What about us? The numbers in Richmond are higher than the national average, but the national average is still over forty percent. That means nearly half of the children we know may have no daddy to celebrate with this Sunday. Who will show them God’s love? Job knew it was up to him, just as it is up to us.
So, as usual, I’m issuing a challenge—A two-part challenge. (You may be wishing I’d woken up and scratched this right about now, but give it a chance. You stand just as much a chance of being blessed through this as anyone else!)
1. Get out a piece of paper.
2. Write down the names of children you know who have no father, or whose father has no part in their lives.
3. PRAY. Ask God to show you how you can be a blessing to them this weekend. Ask Him to show you how you can point them to Him as their father.
4. Follow His direction. (DON’T do this for conscience sake, or so you can check off a box, or because you want to bask in the warmth of knowing you did something good. Don’t do something without giving consideration to whether or not it is appropriate. Act as God leads you. Proceed with sensitivity and caution—and an abundance of love.)
Believe it or not, this is the easy part of the challenge.
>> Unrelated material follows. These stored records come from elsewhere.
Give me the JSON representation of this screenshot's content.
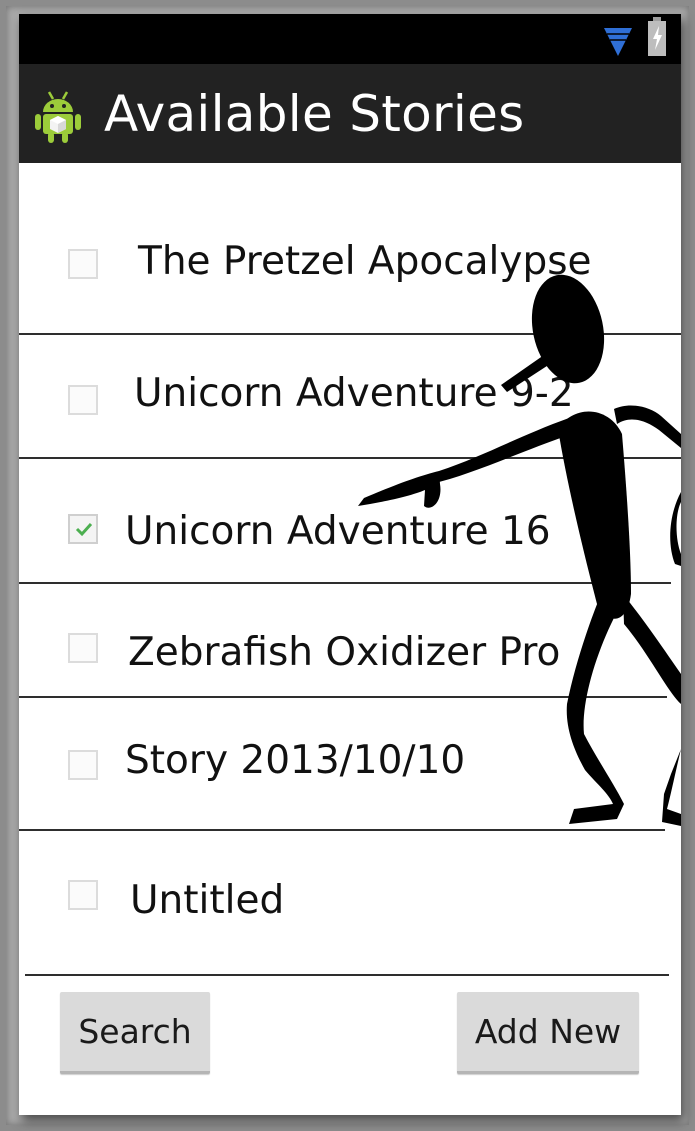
{
  "window": {
    "title": "Available Stories"
  },
  "status_bar": {
    "icons": [
      "wifi-icon",
      "battery-charging-icon"
    ]
  },
  "action_bar": {
    "icon": "android-icon",
    "title": "Available Stories"
  },
  "stories": [
    {
      "label": "The Pretzel Apocalypse",
      "checked": false
    },
    {
      "label": "Unicorn Adventure 9-2",
      "checked": false
    },
    {
      "label": "Unicorn Adventure 16",
      "checked": true
    },
    {
      "label": "Zebrafish Oxidizer Pro",
      "checked": false
    },
    {
      "label": "Story 2013/10/10",
      "checked": false
    },
    {
      "label": "Untitled",
      "checked": false
    }
  ],
  "buttons": {
    "search_label": "Search",
    "add_new_label": "Add New"
  },
  "colors": {
    "status_bar": "#000000",
    "action_bar": "#222222",
    "checkmark": "#4caf50",
    "wifi": "#2f6fd6"
  }
}
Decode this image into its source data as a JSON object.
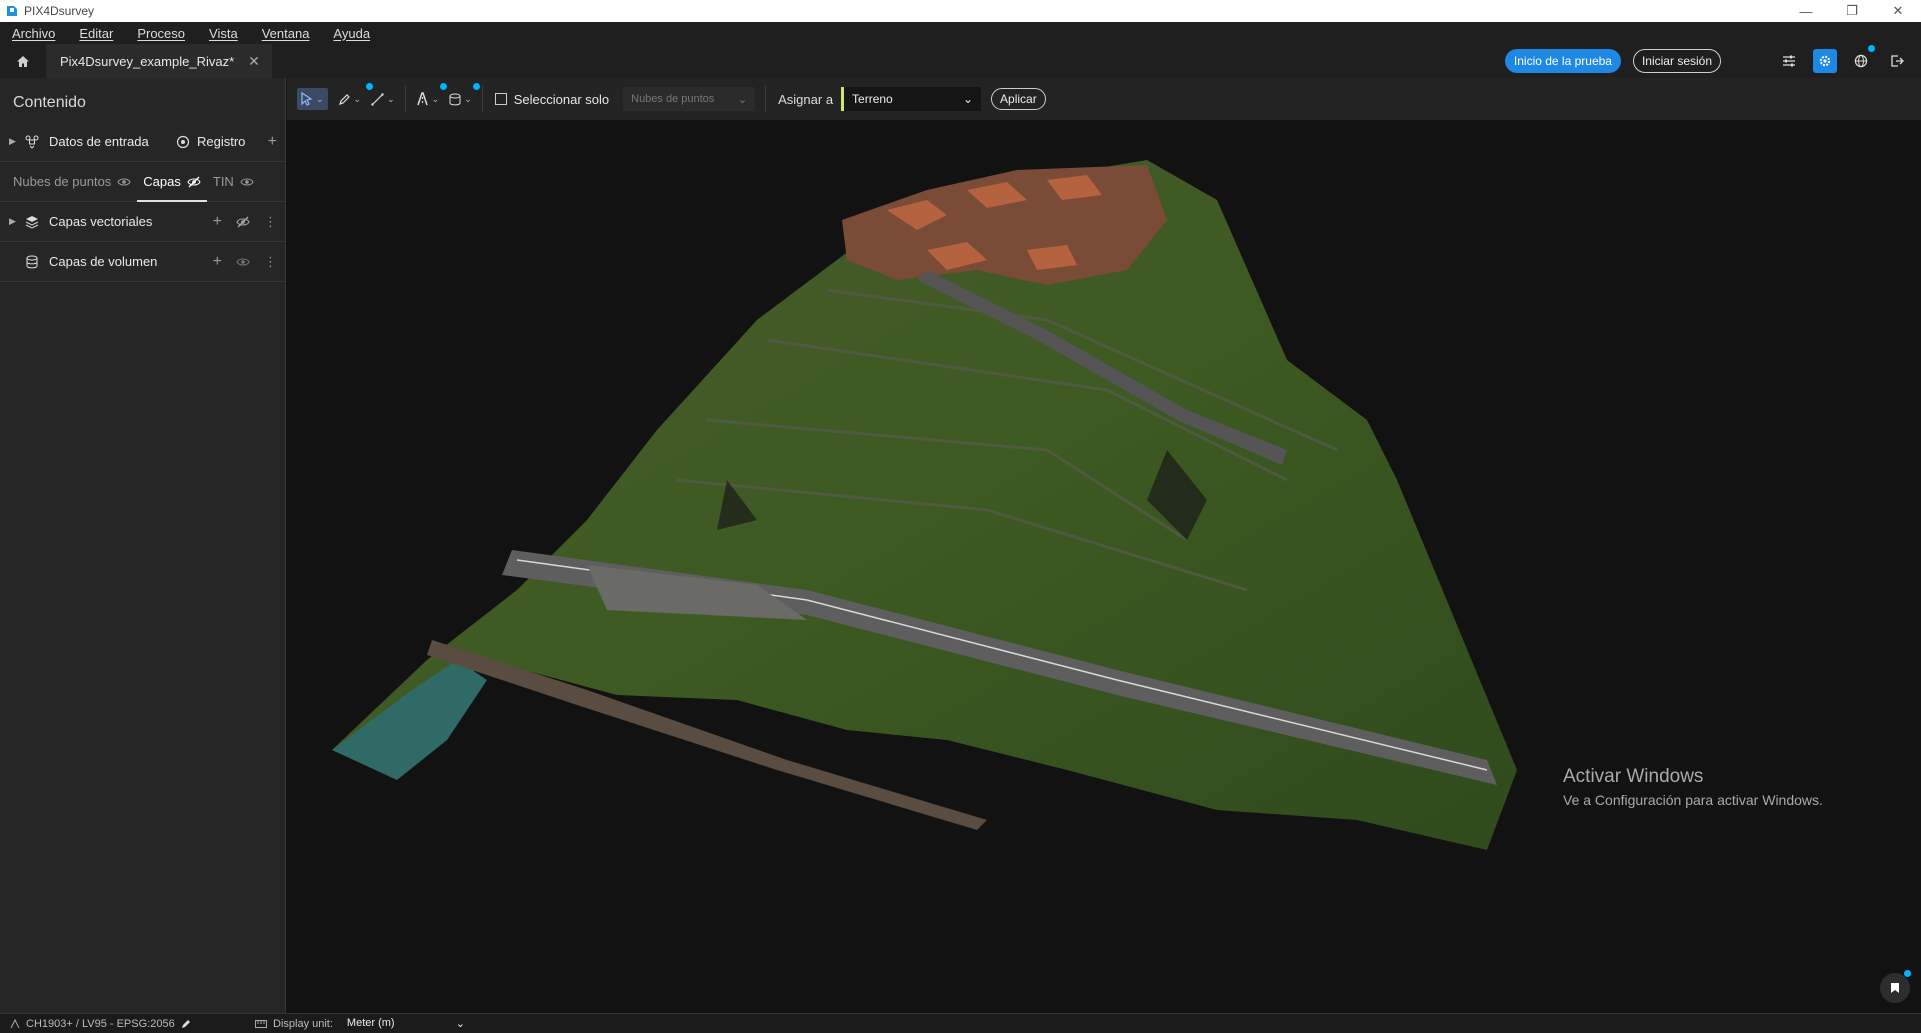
{
  "window": {
    "title": "PIX4Dsurvey",
    "controls": [
      "—",
      "❐",
      "✕"
    ]
  },
  "menu": [
    {
      "label": "Archivo"
    },
    {
      "label": "Editar"
    },
    {
      "label": "Proceso"
    },
    {
      "label": "Vista"
    },
    {
      "label": "Ventana"
    },
    {
      "label": "Ayuda"
    }
  ],
  "tab": {
    "label": "Pix4Dsurvey_example_Rivaz*",
    "close": "✕"
  },
  "header": {
    "trial_label": "Inicio de la prueba",
    "login_label": "Iniciar sesión"
  },
  "sidebar": {
    "title": "Contenido",
    "input_data": "Datos de entrada",
    "registration": "Registro",
    "subtabs": [
      {
        "label": "Nubes de puntos"
      },
      {
        "label": "Capas"
      },
      {
        "label": "TIN"
      }
    ],
    "vector_layers": "Capas vectoriales",
    "volume_layers": "Capas de volumen"
  },
  "toolbar": {
    "select_only": "Seleccionar solo",
    "point_cloud_dropdown": "Nubes de puntos",
    "assign_label": "Asignar a",
    "class_value": "Terreno",
    "class_color": "#c7e86b",
    "apply_label": "Aplicar"
  },
  "viewport": {
    "watermark_title": "Activar Windows",
    "watermark_subtitle": "Ve a Configuración para activar Windows."
  },
  "status": {
    "crs": "CH1903+ / LV95 - EPSG:2056",
    "display_unit_label": "Display unit:",
    "display_unit_value": "Meter (m)"
  },
  "colors": {
    "accent": "#1e88e5",
    "notification_dot": "#00b4ff"
  }
}
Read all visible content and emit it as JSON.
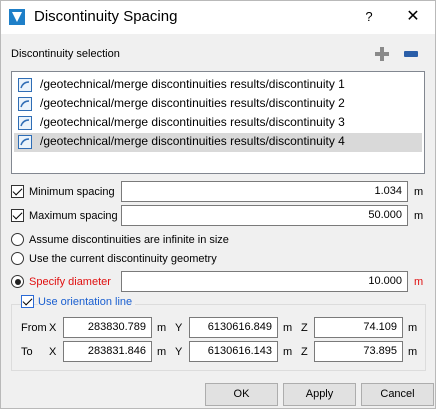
{
  "window": {
    "title": "Discontinuity Spacing",
    "help_label": "?",
    "close_label": "✕"
  },
  "selection": {
    "label": "Discontinuity selection",
    "items": [
      "/geotechnical/merge discontinuities results/discontinuity 1",
      "/geotechnical/merge discontinuities results/discontinuity 2",
      "/geotechnical/merge discontinuities results/discontinuity 3",
      "/geotechnical/merge discontinuities results/discontinuity 4"
    ]
  },
  "minimum_spacing": {
    "label": "Minimum spacing",
    "value": "1.034",
    "unit": "m"
  },
  "maximum_spacing": {
    "label": "Maximum spacing",
    "value": "50.000",
    "unit": "m"
  },
  "options": {
    "infinite_label": "Assume discontinuities are infinite in size",
    "current_geometry_label": "Use the current discontinuity geometry",
    "specify_diameter_label": "Specify diameter",
    "diameter_value": "10.000",
    "diameter_unit": "m"
  },
  "orientation": {
    "label": "Use orientation line",
    "from_label": "From",
    "to_label": "To",
    "x_label": "X",
    "y_label": "Y",
    "z_label": "Z",
    "unit": "m",
    "from": {
      "x": "283830.789",
      "y": "6130616.849",
      "z": "74.109"
    },
    "to": {
      "x": "283831.846",
      "y": "6130616.143",
      "z": "73.895"
    }
  },
  "buttons": {
    "ok": "OK",
    "apply": "Apply",
    "cancel": "Cancel"
  },
  "colors": {
    "required_red": "#e01010",
    "link_blue": "#1a5fd0",
    "selection_gray": "#d9d9d9"
  }
}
The second part goes back to my second response to the post by the receiving home: How do we turn things around?
We’ll come back to that later. First things first—